Wayne Rudolph still has his father’s 20th Army Air Force uniform and the photos his dad’s reconnaissance squadron took while flying from Tinian in the Northern Mariana Islands on Aug. 6, 1945.
His father was there 70 years ago when Col. Paul Tibbet’s B-29 “Enola Gay” Superfortress returned from dropping the “Little Boy” atomic bomb on Hiroshima, Japan.
And somewhere in the boxes of World War II memorabilia stashed in the closets of Rudolph’s Las Vegas home is a snapshot of the explosion’s aftermath that his dad, Sgt. Francis F. “Rudy” Rudolph, took with a handheld camera from his aerial gunner’s perch.
“They happened to be right by Hiroshima and, ‘Wow,’ there it was,” Wayne Rudolph, 66, said Wednesday, recalling his dad’s image of the purple mushroom cloud.
After Francis Rudolph died in Montana in 1993, Wayne found a “Tinian” booklet in his father’s personal effects. Written by former Army Air Force officer Glenn E. McClure in 1977, a caption for two photos describes the scene his father talked about as the Enola Gay “touches down upon her return to North Field at 2:58 in the afternoon” of Aug. 6, 1945.

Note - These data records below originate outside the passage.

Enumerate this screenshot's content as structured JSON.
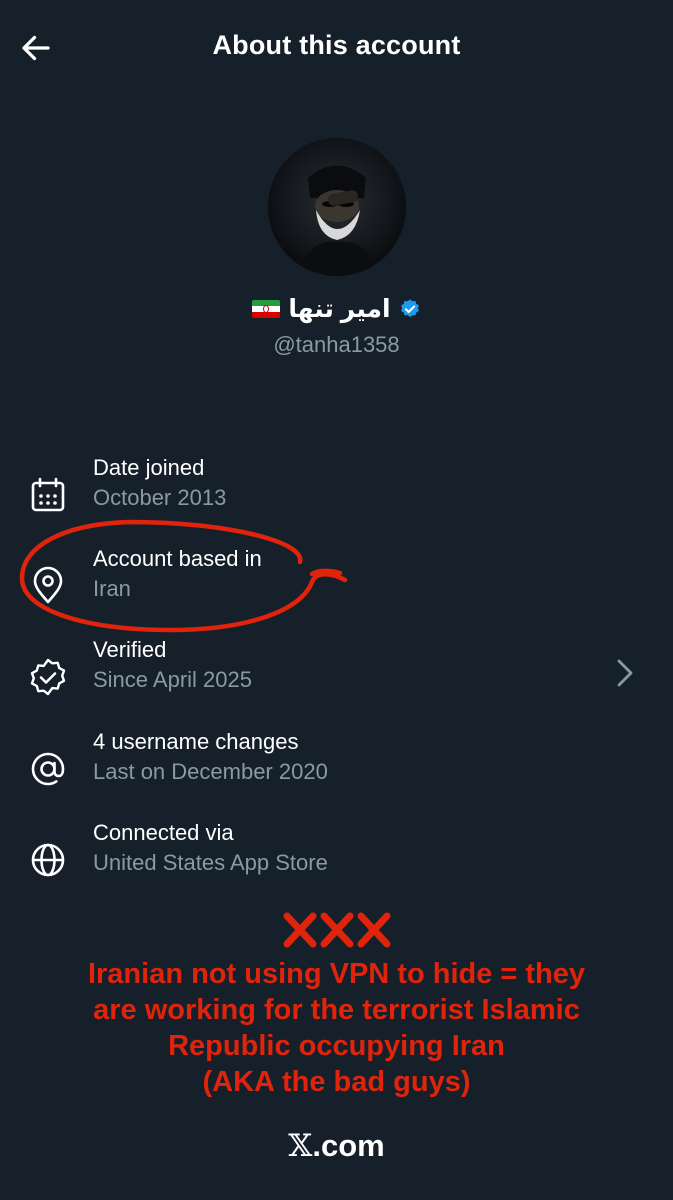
{
  "header": {
    "title": "About this account",
    "back_icon": "arrow-left-icon"
  },
  "profile": {
    "display_name": "امیر تنها",
    "flag": "iran-flag-icon",
    "verified_icon": "verified-badge-icon",
    "handle": "@tanha1358"
  },
  "details": [
    {
      "icon": "calendar-icon",
      "label": "Date joined",
      "value": "October 2013"
    },
    {
      "icon": "location-pin-icon",
      "label": "Account based in",
      "value": "Iran"
    },
    {
      "icon": "verified-badge-outline-icon",
      "label": "Verified",
      "value": "Since April 2025"
    },
    {
      "icon": "at-sign-icon",
      "label": "4 username changes",
      "value": "Last on December 2020"
    },
    {
      "icon": "globe-icon",
      "label": "Connected via",
      "value": "United States App Store"
    }
  ],
  "annotation": {
    "marks": "❌❌❌",
    "lines": [
      "Iranian not using VPN to hide = they",
      "are working for the terrorist Islamic",
      "Republic occupying Iran",
      "(AKA the bad guys)"
    ],
    "color": "#e0240b"
  },
  "footer": {
    "logo": "𝕏",
    "domain": ".com"
  },
  "colors": {
    "background": "#15202b",
    "secondary_text": "#8b98a5",
    "verified_blue": "#1d9bf0"
  }
}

For 10 months beginning in September 1944 at the Wendover, Utah airfield, just east of the Nevada state line, Tibbets and his Enola Gay crew of the 20th Army Air Force’s 509th Composite Group, rehearsed the mission they would conduct from Tinian to deliver the first atomic bomb.
The training took place while government scientists for the top-secret Manhattan Project were busy developing the nation’s atomic bombs in Los Alamos, N.M. The effort climaxed with the successful Trinity test of the “Fat Man” bomb design at the White Sands, N.M. proving ground near Alamogordo on July 16, 1945.
Three days after the atomic bombing of Hiroshima, the Fat Man bomb delivered by the B-29 “Bockscar” Superfortress, leveled much of Nagasaki, Japan. Combined, the two bombs resulted in 129,000 immediate deaths with an estimated 250,000 lives lost eventually as a result of blast and radiation injuries.
Morris Jeppson, a weapons officer on board the Enola Gay, said the Hiroshima bombing run flight “turned out to be a milk run.”
Jeppson, who died in Las Vegas in 2010, told the Review-Journal in 2005 that the mission was “much easier than what I went through in Europe.”
Tibbets, who died in 2007, said he struggled to get the Enola Gay under control after the plane lunged upward when the 10,000-pound bomb was released. He put the B-29 in a steep dive to escape the blast.
A minute after the explosion, the first shock wave rocked the Enola Gay.
“It really whacked us,” he recalled for a story on the 60th anniversary of the Hiroshima bombing.
Wayne Rudolph said his dad seldom talked about how he felt after the August 1945 events.
“One time he said he felt it was necessary because so many Americans and Japanese would have been killed from invading Japan,” he said. “That was the propaganda at the time. It was a horrendous bomb and that’s what the American government was saying and he was just parroting that.”
Contact Keith Rogers at email@example.com or 702-383-0308. Find him on Twitter: @KeithRogers2